Full Report for Listed Buildings
Summary Description of a Listed Buildings
Date of Designation
Date of Amendment
Name of Property
Church of St Michael
Approached by a lane running south from the road between Raglan and Cobbler's Plain and about 300m from it.
Religious, Ritual and Funerary
The internal batter to the walls suggests an early date, perhaps early C14, but none of the features indicate a date earlier than the late C15. The nave roof and the porch seem to be C16. The south east nave window seems C17. The church was restored in 1854 by J Prichard and J P Seddon; and in 1908, and these restorations seem to involve the east and west windows, the north windows of the nave, the bellcote and the porch roof The parish was merged with Llangunnog (church now demolished) in 1902. The first rector was recorded in 1307 and the parish register commences in 1594.

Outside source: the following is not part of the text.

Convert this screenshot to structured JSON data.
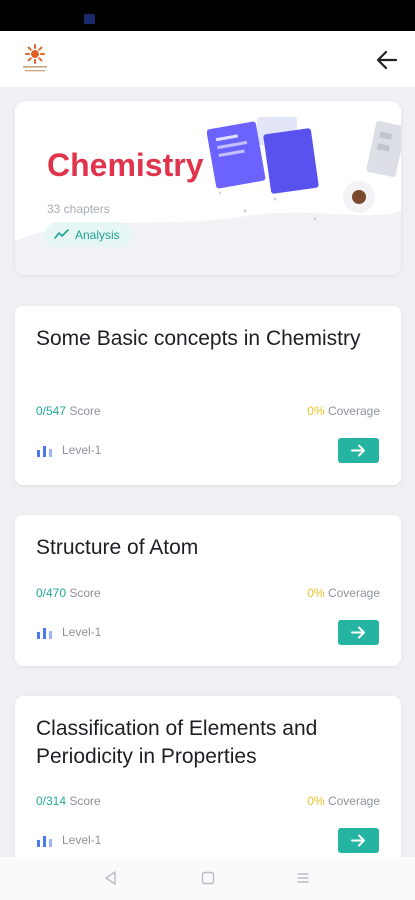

The church is built from local coarse and fine-grained red and grey sandstone with a Welsh slate roof, but the porch has stone slates. It consists of nave, separate chancel, west bellcote and south porch. The nave has two windows on the north wall, a 2-light and a 3-light, with cusped heads to the lights, both are Victorian. The south wall has a small slit window to the left of the porch and a larger one on the right. The west gable has a pointed arch doorway with unusual bar-and-fleur-de-lys stops, plank door and a single light cusped head window above. Coped gables, the west gable has a 2-light bellcote with pointed arches and a steeply pitched gable above, east gable with stepped Victorian buttresses and apex cross. Gabled south porch with late C16 entrance arch, coped gable and cross above. The inner door has a hollow chamfer with pyramid-and-pumpkin stops, original four plank door. The chancel has a blind north wall with a small lean-to vestry of corrugated iron. The south wall has a priest's door with 2-centred head and hollow chamfer, plank door and a 2-light window with dripmould over. Perpendicular east window of 2-lights with continuous central mullion, cusped lower lights and paired lights with trefoil heads above. The churchyard contains mostly C19 memorials including a chest tomb to Susan Williams, died 1824; and a Victorian railed tomb. There are also two semi-buried steps of a medieval cross.
The interior is plastered and painted. The nave walls and the south wall of the chancel have an internal batter. The chancel arch has plastered piers and a semicircular arch of small cut stones. This matches the arch of the chancel roof and may be an alteration to suit that, possibly in the C15. The chancel roof is of close set arch braced collar trusses, the nave has a C16 waggon roof with narrow ribs and plaster panels. Early C18 turned baluster communion rails. Victorian benches and pulpit, altar dated 1862? Good leger stones in the chancel.
Reason for designation
Included at II* as an attractive and well preserved medieval church.
Cadw : Full Report for Listed Buildings [ Records 1 of 1 ]